Category: Oilseed diseases

Latest on crop disease – 2017 GRDC mid-year update papers

Keep up with the latest research information on crop diseases including blackleg, sclerotinia, wheat rusts and septoria.  The following papers were presented at the GRDC Updates across Australia in July and August 2017. Click the paper titles to view the full papers.
Spray boom technology – improving coverage and managing drift
Author: […]

Diagnosing plant diseases: What do we ask and why do we ask for it?

Diagnosing a plant disease or other injury is like going to a medical doctor who must ask several questions before making an accurate diagnosis and recommending a treatment. If you withhold information, it can lead to a misdiagnosis. The same goes for crop diseases. Plant pathologists, specifically diagnosticians, are often […]

Blackleg Management Guide

Blackleg lesions on canola leaf

Figure 1. Blackleg leaf lesion on canola
Blackleg is a fungal disease of canola that can cause severe yield loss. It is more severe in areas of intensive canola production as fungal spores are released from the previous year’s canola stubble and spread by wind and rain splash. With good management yield loss […]

Spot the difference – identifying fungal diseases on canola

This article describes the different symptoms of canola fungal diseases blackleg, white leaf spot, downy mildew and alternaria leaf spot.
Blackleg
Blackleg, caused by the fungus Leptosphaeria maculans, is the most serious disease of canola in Australia. Blackleg lesions are grey, circular spots with black fruiting bodies (pycnidia) forming in the centre (Figures […]

White leaf spot of canola

Figure 1. Early symptoms of white leaf spot on canola leaf.

During 2017 there is an increased incidence of canola white leaf spot in many regions of southern Australia. The disease is distributed worldwide, but in Australia, it is not usually severe enough to cause yield loss. However, if environmental conditions are favourable, it can result in significant defoliation causing reduced […]

Monitor blackleg severity to ensure return on fungicide application
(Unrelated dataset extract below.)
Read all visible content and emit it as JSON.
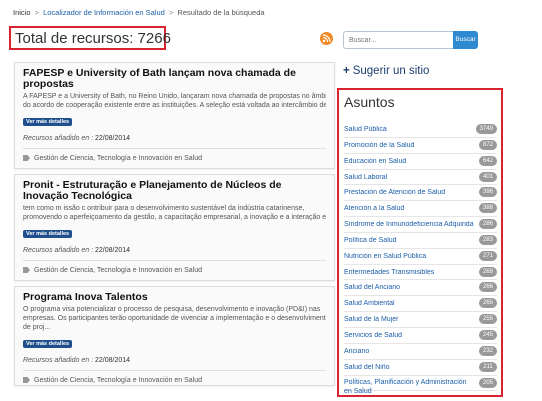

During 2015 and 2016 the blackleg fungus overcame the blackleg resistance of some Group A cultivars. These cultivars dropped from Moderately Resistant (MR) to Moderately Susceptible (MS) and all updated ratings are available in the 2017 Autumn Blackleg Management guide. In the lead up to the 2017 season, fungicide application […]

Connecting the farm: Digital Ag and the “Internet of Things”
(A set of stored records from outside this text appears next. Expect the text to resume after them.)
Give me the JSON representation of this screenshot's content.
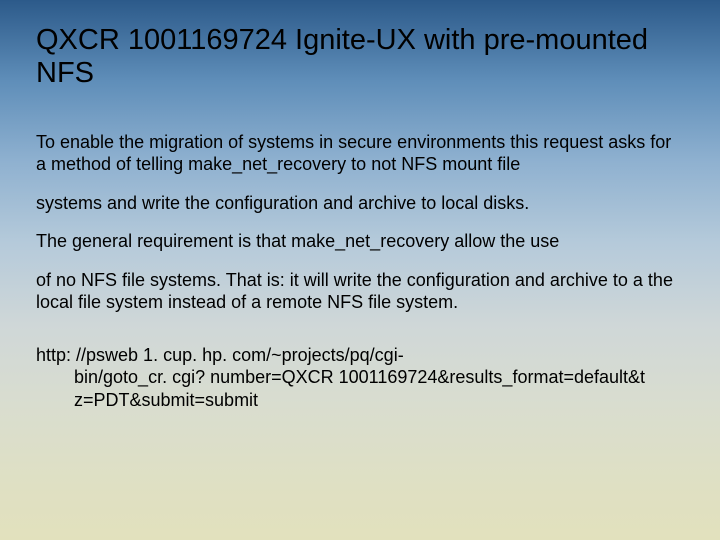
{
  "title": "QXCR 1001169724  Ignite-UX with pre-mounted NFS",
  "p1": "To enable the migration of systems in secure environments this request asks for a method of telling make_net_recovery to not NFS mount file",
  "p2": "systems and write the configuration and archive to local disks.",
  "p3": "The general requirement is that make_net_recovery allow the use",
  "p4": "of no NFS file systems. That is: it will write the configuration and archive to a the local file system instead of a remote NFS file system.",
  "url_line1": "http: //psweb 1. cup. hp. com/~projects/pq/cgi-",
  "url_line2": "bin/goto_cr. cgi? number=QXCR 1001169724&results_format=default&t",
  "url_line3": "z=PDT&submit=submit"
}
We recently held a webinar which provided an introduction to the concept of the ‘Internet of Things’. IoT is The networking of “things” like electronic devices, sensors and machinery has the potential to create efficiencies across all facets of life, and on farm.  
Jeff Hino, Digital Strategy consultant (previously Learning […]
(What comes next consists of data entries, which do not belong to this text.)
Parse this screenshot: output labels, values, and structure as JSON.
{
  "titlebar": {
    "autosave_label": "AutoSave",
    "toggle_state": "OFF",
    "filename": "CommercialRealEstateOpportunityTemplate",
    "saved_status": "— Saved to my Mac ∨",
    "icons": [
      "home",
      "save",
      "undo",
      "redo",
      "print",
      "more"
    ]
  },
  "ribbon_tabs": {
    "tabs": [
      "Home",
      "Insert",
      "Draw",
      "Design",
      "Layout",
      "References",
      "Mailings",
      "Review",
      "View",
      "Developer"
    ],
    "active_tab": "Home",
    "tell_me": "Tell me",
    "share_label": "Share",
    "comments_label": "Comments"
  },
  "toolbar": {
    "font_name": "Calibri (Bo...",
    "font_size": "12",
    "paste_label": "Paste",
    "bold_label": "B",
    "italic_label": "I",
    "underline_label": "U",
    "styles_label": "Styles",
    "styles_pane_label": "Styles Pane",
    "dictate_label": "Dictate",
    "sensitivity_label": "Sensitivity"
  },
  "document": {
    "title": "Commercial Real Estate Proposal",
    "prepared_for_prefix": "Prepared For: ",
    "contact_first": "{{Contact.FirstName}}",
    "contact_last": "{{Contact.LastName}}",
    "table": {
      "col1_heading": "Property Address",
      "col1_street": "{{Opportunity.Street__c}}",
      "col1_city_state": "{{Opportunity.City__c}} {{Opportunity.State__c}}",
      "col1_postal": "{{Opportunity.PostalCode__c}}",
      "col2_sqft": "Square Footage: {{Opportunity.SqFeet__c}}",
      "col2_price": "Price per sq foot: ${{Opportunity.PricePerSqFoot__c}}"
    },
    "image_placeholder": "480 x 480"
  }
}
Latest on Canola disease – 2017 GRDC Update Papers

Keep up with the latest research information on canola diseases including blackleg and sclerotinia. The following papers were presented at the GRDC Updates across Australia in February and March 2017. Click the paper titles to view the full papers. We’ve also pulled together all the:

Cereal disease papers
Pulse disease papers

Southern Region
Canola disease […]

Blackleg monitoring sites – 2016 results

Blackleg monitoring sites

Blackleg monitoring results for all 2016 canola producing regions are now available. In 2016 cultivars representing each of the resistance groups were sown at 37 trials across Australia and monitored for levels of blackleg disease. These data indicate which resistance groups have higher levels of disease compared to the other resistance […]

Wet conditions favour development of Sclerotinia stem rot in canola

Recent wet conditions have favoured the development of sclerotinia stem rot in canola crops across south-eastern Australia. Growers need to consider their risk and enact a management strategy now to avoid yield loss later in the season.
Key considerations for management
High risk indicators for sclerotinia
A combination of the following risk factors […]